*** Opening Supplied data ***

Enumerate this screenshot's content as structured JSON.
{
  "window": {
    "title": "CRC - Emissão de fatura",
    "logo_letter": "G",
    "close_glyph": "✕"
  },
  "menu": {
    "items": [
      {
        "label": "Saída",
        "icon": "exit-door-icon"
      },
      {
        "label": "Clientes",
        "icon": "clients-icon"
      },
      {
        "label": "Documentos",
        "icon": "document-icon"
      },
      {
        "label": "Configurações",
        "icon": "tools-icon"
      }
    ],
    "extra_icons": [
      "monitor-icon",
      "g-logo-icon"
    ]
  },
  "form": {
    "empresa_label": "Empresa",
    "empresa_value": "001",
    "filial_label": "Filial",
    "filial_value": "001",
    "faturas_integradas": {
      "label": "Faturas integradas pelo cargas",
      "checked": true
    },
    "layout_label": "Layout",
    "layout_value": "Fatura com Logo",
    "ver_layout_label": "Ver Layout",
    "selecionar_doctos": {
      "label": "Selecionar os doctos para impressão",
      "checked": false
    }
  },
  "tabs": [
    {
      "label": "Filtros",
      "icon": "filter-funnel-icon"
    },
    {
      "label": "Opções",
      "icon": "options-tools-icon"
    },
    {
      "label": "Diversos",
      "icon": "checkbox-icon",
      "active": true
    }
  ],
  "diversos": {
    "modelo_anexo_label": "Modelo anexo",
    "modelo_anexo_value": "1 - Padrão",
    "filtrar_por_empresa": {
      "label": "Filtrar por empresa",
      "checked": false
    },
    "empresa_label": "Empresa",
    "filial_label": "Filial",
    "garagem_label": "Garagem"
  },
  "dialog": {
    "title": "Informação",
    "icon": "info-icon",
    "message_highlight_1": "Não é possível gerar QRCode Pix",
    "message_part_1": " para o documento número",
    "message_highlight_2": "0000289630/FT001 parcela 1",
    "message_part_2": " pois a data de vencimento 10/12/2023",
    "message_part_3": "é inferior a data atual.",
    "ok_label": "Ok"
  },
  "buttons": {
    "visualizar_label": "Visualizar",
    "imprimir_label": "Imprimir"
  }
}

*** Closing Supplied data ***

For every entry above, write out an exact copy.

Answer for this exercise:
Enumerate this screenshot's content as structured JSON.
{
  "window": {
    "title": "CRC - Emissão de fatura",
    "logo_letter": "G",
    "close_glyph": "✕"
  },
  "menu": {
    "items": [
      {
        "label": "Saída",
        "icon": "exit-door-icon"
      },
      {
        "label": "Clientes",
        "icon": "clients-icon"
      },
      {
        "label": "Documentos",
        "icon": "document-icon"
      },
      {
        "label": "Configurações",
        "icon": "tools-icon"
      }
    ],
    "extra_icons": [
      "monitor-icon",
      "g-logo-icon"
    ]
  },
  "form": {
    "empresa_label": "Empresa",
    "empresa_value": "001",
    "filial_label": "Filial",
    "filial_value": "001",
    "faturas_integradas": {
      "label": "Faturas integradas pelo cargas",
      "checked": true
    },
    "layout_label": "Layout",
    "layout_value": "Fatura com Logo",
    "ver_layout_label": "Ver Layout",
    "selecionar_doctos": {
      "label": "Selecionar os doctos para impressão",
      "checked": false
    }
  },
  "tabs": [
    {
      "label": "Filtros",
      "icon": "filter-funnel-icon"
    },
    {
      "label": "Opções",
      "icon": "options-tools-icon"
    },
    {
      "label": "Diversos",
      "icon": "checkbox-icon",
      "active": true
    }
  ],
  "diversos": {
    "modelo_anexo_label": "Modelo anexo",
    "modelo_anexo_value": "1 - Padrão",
    "filtrar_por_empresa": {
      "label": "Filtrar por empresa",
      "checked": false
    },
    "empresa_label": "Empresa",
    "filial_label": "Filial",
    "garagem_label": "Garagem"
  },
  "dialog": {
    "title": "Informação",
    "icon": "info-icon",
    "message_highlight_1": "Não é possível gerar QRCode Pix",
    "message_part_1": " para o documento número",
    "message_highlight_2": "0000289630/FT001 parcela 1",
    "message_part_2": " pois a data de vencimento 10/12/2023",
    "message_part_3": "é inferior a data atual.",
    "ok_label": "Ok"
  },
  "buttons": {
    "visualizar_label": "Visualizar",
    "imprimir_label": "Imprimir"
  }
}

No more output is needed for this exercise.